Segment Start: RECORDS PROVIDED

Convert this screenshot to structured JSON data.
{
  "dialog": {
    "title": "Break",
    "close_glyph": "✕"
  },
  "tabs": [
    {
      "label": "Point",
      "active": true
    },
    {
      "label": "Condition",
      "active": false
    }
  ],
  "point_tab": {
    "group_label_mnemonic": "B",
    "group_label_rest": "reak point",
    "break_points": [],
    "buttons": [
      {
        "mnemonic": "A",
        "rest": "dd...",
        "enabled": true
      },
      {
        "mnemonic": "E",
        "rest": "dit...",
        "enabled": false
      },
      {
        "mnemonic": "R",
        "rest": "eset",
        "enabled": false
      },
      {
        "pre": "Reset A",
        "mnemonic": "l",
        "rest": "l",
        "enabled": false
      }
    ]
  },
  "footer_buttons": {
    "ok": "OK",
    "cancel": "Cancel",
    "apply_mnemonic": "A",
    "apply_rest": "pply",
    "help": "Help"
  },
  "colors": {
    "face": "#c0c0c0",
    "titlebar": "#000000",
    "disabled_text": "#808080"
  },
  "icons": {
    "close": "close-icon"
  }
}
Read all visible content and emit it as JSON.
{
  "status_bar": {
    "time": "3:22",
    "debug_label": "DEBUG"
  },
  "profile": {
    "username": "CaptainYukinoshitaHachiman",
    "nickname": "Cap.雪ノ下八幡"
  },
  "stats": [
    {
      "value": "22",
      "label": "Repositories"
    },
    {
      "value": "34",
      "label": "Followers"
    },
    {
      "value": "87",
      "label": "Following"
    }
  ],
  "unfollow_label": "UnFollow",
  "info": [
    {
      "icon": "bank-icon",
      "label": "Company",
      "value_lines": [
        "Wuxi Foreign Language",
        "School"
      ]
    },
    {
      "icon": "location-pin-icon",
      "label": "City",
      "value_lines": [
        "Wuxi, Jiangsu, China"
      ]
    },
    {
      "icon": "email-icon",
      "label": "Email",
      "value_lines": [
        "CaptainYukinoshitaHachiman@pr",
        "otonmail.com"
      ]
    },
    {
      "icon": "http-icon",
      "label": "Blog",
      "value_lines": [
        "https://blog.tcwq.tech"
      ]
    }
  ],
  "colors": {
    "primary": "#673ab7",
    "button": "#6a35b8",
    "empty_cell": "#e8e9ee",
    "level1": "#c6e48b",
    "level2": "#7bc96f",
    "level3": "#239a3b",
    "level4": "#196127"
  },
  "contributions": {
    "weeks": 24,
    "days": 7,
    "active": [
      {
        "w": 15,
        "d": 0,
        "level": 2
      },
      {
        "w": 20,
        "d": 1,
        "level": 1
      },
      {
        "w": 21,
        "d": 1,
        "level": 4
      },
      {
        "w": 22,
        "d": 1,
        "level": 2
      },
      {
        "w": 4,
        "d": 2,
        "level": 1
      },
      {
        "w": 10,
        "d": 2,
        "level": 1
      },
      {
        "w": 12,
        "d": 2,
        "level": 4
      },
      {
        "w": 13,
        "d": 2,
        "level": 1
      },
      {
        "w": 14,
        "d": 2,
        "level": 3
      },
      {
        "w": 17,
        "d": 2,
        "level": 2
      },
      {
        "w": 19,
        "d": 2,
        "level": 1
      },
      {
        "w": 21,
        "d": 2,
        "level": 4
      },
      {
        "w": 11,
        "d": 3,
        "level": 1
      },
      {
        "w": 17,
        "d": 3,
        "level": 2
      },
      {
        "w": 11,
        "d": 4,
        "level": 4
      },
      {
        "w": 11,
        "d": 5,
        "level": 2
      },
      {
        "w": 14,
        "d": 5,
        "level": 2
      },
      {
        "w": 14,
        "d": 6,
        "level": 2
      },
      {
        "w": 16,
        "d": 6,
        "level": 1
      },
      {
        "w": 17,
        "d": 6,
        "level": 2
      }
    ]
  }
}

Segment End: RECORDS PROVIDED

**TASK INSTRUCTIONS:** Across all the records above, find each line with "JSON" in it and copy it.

**TASK SOLUTION:**
Convert this screenshot to structured JSON data.
Read all visible content and emit it as JSON.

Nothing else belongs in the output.